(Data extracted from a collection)
* * * * * * *

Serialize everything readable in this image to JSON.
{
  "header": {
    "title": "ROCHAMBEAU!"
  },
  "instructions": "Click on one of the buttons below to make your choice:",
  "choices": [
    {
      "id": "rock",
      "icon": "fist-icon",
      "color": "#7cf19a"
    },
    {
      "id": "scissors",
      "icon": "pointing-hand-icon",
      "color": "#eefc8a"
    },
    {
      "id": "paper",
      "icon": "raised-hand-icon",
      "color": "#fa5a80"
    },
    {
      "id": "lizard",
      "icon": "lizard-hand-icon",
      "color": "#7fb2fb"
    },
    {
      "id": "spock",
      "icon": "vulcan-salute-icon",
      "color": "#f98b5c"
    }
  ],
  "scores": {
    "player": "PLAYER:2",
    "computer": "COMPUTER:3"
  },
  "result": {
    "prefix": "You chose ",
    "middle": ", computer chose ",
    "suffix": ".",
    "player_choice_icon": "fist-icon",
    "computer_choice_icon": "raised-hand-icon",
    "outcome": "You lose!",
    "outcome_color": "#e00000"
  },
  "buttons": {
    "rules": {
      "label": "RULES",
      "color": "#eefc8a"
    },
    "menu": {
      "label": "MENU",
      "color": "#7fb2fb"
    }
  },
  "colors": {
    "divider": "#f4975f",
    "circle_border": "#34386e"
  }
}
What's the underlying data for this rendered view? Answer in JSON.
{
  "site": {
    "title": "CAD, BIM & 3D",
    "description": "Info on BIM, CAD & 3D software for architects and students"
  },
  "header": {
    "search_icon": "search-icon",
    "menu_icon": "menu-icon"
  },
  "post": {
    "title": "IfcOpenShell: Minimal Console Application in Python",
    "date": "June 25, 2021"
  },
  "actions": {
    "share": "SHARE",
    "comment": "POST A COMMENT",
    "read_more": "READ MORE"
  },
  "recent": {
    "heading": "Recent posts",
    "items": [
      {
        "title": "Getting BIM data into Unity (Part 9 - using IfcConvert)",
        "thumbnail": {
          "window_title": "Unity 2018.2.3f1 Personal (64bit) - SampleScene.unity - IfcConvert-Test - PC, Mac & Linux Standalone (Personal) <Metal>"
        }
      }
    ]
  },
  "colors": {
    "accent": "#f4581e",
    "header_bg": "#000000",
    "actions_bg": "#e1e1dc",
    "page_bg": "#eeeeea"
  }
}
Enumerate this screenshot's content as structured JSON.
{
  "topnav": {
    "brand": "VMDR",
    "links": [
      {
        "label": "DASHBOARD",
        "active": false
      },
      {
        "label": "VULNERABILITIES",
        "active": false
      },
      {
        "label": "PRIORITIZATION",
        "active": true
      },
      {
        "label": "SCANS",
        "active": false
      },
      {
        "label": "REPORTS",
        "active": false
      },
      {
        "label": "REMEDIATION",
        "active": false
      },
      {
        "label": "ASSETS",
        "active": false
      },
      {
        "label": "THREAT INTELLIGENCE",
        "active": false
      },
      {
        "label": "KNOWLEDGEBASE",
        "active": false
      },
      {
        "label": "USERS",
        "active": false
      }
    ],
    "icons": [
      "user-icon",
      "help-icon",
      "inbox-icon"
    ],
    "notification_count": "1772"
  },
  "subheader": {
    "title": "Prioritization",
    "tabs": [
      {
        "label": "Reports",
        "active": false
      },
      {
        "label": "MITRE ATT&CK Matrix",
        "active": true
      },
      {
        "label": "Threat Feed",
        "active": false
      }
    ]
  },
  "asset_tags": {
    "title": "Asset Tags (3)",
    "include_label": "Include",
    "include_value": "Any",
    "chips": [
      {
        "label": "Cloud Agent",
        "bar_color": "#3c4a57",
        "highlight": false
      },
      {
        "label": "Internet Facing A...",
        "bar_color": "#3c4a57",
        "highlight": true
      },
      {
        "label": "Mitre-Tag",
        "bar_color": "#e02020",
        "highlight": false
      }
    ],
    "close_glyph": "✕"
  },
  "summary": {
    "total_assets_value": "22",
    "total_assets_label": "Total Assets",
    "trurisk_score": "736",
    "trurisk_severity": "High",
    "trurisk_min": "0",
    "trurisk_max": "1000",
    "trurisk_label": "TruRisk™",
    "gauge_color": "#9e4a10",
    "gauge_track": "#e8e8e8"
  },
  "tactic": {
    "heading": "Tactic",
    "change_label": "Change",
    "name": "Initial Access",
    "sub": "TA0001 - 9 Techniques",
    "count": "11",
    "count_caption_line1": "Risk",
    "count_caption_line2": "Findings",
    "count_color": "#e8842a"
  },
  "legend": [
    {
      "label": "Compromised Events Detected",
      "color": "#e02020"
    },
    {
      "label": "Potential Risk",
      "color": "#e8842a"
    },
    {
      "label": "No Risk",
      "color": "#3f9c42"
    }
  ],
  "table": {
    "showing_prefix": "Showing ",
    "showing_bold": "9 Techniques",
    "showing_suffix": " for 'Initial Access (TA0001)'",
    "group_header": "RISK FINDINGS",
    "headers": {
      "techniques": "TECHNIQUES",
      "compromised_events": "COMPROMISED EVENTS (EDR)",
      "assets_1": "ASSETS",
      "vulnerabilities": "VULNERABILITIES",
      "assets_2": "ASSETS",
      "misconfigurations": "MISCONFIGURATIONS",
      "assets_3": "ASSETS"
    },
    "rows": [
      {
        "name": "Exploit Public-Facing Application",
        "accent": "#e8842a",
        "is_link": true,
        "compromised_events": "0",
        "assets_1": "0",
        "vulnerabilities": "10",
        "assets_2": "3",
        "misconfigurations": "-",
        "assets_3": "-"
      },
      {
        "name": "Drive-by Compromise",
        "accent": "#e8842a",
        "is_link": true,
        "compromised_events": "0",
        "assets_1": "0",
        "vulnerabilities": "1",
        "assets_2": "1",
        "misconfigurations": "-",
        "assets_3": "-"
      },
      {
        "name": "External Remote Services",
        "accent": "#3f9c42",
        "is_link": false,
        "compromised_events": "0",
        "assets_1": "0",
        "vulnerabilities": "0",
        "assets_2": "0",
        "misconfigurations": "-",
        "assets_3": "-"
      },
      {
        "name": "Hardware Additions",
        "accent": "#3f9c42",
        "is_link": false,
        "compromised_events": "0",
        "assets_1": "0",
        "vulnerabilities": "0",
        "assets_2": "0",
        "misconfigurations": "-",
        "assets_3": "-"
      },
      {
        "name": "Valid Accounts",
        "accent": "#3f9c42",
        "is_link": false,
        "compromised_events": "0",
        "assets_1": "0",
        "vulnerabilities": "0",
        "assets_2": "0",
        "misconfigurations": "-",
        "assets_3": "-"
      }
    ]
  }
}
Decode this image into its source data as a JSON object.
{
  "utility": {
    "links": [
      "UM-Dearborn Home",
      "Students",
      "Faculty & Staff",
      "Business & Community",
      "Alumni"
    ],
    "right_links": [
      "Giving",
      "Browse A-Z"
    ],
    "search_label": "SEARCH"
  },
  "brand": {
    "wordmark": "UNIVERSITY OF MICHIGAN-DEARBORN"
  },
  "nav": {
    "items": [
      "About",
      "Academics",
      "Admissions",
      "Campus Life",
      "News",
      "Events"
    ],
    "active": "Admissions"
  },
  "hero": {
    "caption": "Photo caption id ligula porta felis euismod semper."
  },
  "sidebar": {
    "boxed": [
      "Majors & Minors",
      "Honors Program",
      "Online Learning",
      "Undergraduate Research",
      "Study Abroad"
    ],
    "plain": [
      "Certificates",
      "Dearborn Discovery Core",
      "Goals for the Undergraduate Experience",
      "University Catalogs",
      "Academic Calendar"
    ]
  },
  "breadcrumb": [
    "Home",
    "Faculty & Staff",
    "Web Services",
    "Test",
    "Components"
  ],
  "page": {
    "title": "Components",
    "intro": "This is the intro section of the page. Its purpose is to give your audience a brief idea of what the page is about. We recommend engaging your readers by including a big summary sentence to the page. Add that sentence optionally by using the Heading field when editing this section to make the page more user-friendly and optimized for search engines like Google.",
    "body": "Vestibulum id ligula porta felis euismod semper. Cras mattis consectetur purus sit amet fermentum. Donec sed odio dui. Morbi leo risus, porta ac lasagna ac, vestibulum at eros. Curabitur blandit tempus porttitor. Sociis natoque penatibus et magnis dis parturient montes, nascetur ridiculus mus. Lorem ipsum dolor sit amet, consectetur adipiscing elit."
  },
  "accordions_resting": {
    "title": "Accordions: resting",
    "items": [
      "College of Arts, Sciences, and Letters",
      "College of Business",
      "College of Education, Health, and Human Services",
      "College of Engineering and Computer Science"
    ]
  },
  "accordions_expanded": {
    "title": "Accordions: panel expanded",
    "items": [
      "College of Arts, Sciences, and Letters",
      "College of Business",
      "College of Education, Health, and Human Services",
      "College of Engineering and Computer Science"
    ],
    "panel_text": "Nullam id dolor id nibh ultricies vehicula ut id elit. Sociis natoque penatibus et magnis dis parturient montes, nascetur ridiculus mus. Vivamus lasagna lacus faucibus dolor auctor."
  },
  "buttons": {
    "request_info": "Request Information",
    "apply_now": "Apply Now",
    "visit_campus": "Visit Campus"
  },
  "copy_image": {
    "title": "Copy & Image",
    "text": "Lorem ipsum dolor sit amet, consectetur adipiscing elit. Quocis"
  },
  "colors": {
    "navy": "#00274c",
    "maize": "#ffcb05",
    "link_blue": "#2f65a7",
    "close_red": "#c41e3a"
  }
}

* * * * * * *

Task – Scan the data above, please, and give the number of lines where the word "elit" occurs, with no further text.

Response box – 3